> Activity:
Scan the records for the string "true" and state how many lines contain it, using the number alone.

(Excerpts from an interface dataset)
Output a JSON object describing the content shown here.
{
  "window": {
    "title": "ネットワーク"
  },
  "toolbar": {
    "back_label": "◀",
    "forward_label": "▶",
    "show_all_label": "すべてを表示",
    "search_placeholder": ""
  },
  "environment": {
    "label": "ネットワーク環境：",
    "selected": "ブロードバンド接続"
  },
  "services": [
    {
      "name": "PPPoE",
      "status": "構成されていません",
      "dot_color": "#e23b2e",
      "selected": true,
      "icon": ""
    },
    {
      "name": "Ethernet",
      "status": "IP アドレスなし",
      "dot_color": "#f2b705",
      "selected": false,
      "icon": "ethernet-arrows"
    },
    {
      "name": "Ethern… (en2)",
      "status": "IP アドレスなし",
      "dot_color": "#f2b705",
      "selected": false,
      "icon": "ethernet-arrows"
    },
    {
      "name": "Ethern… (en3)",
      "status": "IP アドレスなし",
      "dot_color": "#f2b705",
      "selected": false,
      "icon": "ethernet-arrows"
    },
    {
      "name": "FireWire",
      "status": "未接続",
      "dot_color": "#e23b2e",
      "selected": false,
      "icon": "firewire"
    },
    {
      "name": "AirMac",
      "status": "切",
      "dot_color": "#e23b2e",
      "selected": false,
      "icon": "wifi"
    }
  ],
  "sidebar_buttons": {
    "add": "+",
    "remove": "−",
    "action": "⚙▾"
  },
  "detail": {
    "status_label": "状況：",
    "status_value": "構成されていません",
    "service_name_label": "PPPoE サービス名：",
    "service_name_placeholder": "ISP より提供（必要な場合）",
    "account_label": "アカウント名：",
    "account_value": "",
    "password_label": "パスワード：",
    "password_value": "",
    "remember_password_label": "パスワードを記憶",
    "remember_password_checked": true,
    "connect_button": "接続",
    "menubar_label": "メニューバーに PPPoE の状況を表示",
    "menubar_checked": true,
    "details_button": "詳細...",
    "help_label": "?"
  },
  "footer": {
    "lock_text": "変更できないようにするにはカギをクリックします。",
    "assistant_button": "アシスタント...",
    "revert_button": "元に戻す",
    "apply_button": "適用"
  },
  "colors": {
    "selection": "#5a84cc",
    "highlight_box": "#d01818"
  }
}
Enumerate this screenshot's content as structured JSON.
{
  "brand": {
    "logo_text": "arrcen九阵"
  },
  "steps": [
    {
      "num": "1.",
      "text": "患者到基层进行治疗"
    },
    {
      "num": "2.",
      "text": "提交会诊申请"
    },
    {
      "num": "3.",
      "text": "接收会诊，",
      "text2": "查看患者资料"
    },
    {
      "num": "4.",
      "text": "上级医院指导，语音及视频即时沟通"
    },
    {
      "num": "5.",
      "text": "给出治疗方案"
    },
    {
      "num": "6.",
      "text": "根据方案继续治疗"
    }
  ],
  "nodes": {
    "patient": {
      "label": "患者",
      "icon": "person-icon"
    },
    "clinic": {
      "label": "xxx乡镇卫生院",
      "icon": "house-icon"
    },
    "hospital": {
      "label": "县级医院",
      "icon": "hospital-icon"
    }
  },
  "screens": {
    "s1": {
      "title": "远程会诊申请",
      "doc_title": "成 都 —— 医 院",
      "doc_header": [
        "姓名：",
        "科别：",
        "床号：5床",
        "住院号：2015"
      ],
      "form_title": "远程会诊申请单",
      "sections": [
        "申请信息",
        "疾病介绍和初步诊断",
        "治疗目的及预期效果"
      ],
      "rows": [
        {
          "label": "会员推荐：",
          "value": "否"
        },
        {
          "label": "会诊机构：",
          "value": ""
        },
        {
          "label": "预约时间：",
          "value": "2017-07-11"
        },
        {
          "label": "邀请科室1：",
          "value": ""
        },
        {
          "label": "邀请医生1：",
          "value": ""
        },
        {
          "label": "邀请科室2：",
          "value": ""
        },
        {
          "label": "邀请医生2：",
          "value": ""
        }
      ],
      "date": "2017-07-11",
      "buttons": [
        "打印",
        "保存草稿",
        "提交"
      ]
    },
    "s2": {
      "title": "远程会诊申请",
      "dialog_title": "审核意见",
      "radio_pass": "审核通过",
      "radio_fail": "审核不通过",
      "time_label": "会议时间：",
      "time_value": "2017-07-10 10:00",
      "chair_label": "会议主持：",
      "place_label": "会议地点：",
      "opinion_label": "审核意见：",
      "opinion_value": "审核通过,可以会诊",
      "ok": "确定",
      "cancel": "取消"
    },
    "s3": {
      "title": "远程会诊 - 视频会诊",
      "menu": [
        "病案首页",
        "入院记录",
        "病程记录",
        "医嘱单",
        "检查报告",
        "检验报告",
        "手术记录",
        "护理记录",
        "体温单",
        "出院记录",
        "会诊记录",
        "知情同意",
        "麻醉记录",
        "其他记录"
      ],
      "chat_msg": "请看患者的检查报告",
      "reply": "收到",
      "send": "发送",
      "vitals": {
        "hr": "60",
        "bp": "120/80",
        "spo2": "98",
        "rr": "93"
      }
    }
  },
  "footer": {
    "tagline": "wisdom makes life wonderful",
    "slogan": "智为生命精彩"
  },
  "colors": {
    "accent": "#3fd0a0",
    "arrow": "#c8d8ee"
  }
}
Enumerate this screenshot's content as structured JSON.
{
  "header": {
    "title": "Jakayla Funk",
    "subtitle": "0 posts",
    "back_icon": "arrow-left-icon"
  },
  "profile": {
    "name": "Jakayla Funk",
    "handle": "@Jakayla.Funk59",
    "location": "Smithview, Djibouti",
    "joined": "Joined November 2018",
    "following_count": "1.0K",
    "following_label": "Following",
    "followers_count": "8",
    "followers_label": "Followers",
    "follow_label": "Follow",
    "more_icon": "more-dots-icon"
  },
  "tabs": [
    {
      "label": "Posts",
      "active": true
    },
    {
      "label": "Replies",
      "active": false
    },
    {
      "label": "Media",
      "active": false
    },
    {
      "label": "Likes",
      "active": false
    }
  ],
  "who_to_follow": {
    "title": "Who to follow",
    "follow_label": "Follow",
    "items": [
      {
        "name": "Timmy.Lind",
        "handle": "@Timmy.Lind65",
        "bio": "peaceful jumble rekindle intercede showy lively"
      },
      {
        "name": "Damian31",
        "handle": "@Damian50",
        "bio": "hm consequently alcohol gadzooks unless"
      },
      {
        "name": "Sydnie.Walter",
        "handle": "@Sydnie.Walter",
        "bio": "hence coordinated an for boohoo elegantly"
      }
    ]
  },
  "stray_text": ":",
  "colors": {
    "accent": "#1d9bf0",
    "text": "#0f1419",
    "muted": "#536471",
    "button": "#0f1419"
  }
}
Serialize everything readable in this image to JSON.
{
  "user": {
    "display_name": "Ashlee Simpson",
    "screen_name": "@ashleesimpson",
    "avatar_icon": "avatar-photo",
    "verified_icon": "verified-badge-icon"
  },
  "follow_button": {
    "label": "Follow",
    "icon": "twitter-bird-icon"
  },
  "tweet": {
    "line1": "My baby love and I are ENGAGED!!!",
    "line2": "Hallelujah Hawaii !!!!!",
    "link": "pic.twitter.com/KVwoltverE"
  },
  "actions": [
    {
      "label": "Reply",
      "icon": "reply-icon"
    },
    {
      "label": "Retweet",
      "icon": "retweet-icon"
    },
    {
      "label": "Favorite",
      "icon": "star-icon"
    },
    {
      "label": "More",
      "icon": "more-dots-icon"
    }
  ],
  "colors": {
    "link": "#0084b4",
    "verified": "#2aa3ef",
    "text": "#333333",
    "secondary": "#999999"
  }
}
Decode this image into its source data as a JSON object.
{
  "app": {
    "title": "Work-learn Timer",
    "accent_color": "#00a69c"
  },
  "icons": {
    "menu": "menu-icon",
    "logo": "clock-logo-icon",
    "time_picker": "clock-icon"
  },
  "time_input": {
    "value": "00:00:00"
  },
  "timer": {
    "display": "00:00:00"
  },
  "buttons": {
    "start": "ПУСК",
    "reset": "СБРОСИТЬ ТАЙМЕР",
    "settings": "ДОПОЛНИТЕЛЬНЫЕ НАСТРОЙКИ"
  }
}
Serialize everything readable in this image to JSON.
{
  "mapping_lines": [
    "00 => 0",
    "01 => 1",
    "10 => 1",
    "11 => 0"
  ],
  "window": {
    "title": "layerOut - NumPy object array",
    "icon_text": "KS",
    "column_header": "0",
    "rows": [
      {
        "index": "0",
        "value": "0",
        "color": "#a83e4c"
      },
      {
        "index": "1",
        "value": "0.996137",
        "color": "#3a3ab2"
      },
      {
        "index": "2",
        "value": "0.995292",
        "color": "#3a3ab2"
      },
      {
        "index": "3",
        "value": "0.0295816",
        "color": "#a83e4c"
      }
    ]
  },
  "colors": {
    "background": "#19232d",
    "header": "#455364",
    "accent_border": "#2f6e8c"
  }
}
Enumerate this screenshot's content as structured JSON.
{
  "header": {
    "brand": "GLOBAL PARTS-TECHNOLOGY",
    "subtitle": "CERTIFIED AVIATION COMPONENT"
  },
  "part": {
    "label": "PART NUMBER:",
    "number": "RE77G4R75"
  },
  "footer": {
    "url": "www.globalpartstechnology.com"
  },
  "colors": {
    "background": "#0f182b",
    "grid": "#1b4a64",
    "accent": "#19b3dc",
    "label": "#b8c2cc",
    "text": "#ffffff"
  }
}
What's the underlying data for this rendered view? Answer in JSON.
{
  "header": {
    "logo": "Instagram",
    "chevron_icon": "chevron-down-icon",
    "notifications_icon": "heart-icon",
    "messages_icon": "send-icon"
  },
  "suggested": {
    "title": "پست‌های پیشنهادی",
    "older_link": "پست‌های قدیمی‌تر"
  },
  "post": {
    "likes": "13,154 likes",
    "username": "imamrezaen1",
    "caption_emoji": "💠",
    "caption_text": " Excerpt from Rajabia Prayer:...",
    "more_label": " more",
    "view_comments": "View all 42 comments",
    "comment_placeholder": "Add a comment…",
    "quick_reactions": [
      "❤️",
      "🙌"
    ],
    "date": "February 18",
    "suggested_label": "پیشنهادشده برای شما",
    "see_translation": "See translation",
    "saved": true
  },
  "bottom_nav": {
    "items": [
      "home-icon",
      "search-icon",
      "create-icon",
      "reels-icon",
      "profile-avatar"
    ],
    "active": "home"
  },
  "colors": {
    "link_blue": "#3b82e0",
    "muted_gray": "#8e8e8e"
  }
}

> Written solution:
5